In England, there are various steps that can be taken to enforce a judgment, including the following:

  • obtaining a writ of control to allow an enforcement officer to take control of and sell the debtor’s goods;
  • applying for a charging order to grant the creditor a charge over land, securities or certain other property owned by the debtor;
  • applying for a third-party debt order compelling a third party (eg, a bank holding funds for the debtor) to pay the amounts due to the creditor; and
  • applying for an attachment of earnings order requiring a debtor’s employer to deduct money from the debtor’s wages and pay it directly to the creditor.
For more information about this answer please contact: Anna Pertoldi from Herbert Smith Freehills
7.2
Can the foreign judgment be enforced against third parties?
 
UK
In England, a judgment - whether domestic or foreign - cannot be enforced against a party other than the judgment debtor. However, it may be possible to apply for an order against a third party in order to assist with enforcing the judgment against the debtor. For example, it may be possible to apply for a third-party debt order to obtain payment directly from a bank which holds funds for the debtor, or an attachment of earnings order to obtain payment directly from an employer by way of a deduction from the debtor's wages.
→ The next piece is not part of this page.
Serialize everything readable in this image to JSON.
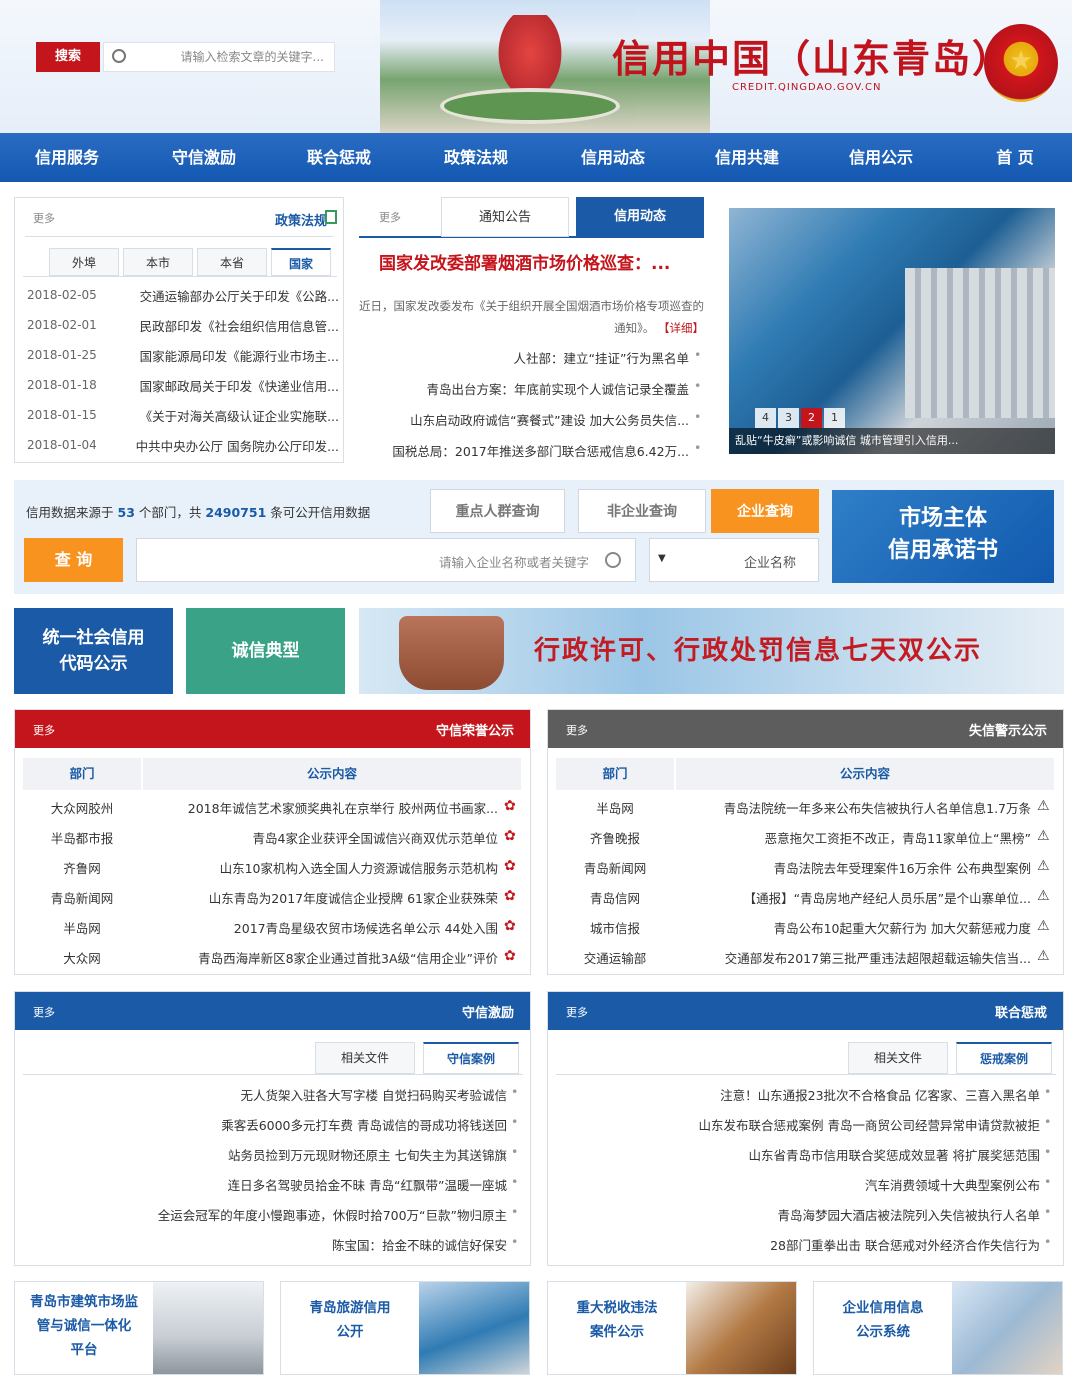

For more information about this answer please contact: Anna Pertoldi from Herbert Smith Freehills